Not as often as you might think, but every now and then someone in our office asks me for help on a homework problem for one of their kids. Today I got asked to help out on this question:

In case the picture isn’t clear, you have an isosceles trapezoid with sides of length 24, 3x + 2, x – 4, and x – 4 and you are asked to find x. Plug and chug through the math and you’ll find that x = 14, but there’s a problem. Plugging in x = 14 you find a trapezoid with sides 24, 44, 10, and 10, which only works if the configuration is a straight line (or if you want to save a little face for the problem writers, a degenerate trapezoid).

I don’t like this question at all and I have all kinds of sympathy for any student who is confused by it.

Of course, there have been many examples of other poor test / homework questions. Patrick Honner quickly pointed out a bad trapezoid question on the New York State 5th grade math exam:

Two of my favorite examples of homework / exam problem goof ups are (1) this geometry problem from V. I. Arnold on Tanya Khovanova’s blog:
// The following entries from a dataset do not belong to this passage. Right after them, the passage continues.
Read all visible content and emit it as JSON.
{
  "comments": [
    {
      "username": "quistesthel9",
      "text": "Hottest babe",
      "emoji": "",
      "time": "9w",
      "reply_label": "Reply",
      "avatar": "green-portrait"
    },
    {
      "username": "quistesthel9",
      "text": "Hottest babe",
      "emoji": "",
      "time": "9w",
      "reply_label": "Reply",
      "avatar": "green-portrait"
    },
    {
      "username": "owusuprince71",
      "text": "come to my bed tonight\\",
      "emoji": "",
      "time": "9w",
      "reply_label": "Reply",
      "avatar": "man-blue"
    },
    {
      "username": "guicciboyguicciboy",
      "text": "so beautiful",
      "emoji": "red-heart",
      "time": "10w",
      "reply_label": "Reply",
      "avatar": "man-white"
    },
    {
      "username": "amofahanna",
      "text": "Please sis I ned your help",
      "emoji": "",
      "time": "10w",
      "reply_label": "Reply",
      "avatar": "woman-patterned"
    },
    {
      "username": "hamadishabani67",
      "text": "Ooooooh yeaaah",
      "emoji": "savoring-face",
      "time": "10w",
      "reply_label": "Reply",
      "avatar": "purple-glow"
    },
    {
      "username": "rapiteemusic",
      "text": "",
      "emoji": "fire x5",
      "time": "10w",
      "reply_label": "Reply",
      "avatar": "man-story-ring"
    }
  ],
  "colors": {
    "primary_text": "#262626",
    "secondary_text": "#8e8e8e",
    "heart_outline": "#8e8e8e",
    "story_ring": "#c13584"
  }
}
A Vladimir Arnold problem on Tanya Khovanova’s blog

and (2) the Pyramid puzzle which we talked about at the end of this Family Math project:

Octahedrons Tetrahedrons and the Pyramid Puzzle
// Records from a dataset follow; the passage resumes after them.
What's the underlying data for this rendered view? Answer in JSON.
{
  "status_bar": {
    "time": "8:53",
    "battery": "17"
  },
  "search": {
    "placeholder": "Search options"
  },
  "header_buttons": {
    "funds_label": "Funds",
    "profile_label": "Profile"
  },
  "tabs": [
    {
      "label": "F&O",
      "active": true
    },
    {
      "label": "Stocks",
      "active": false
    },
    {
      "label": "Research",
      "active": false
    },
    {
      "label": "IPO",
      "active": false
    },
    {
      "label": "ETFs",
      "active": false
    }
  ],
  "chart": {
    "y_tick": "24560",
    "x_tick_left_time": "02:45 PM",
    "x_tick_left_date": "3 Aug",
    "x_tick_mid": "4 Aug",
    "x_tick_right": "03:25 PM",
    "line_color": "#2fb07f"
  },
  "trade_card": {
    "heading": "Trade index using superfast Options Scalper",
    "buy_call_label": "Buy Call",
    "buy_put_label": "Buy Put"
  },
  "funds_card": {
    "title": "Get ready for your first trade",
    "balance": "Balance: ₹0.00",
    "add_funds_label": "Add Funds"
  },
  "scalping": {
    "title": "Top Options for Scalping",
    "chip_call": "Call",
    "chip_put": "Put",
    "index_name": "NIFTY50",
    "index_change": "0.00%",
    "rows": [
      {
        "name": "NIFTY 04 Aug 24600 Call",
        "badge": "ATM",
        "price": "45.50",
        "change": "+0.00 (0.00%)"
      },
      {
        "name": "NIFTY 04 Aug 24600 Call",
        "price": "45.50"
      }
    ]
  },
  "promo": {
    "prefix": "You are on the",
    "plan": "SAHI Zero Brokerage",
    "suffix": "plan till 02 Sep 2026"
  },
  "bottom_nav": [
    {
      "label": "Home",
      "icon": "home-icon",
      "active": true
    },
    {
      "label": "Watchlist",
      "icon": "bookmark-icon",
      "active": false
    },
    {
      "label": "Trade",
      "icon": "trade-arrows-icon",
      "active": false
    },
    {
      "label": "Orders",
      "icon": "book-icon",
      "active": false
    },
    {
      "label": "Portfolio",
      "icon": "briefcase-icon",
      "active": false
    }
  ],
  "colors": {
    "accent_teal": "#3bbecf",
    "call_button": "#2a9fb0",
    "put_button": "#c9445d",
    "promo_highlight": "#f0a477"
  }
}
But, despite the occasional fun story this type of question annoys me on homework and makes my blood boil on standardized tests. Hopefully today’s example will be the last one I see, but I’m not counting on it ðŸ˜¦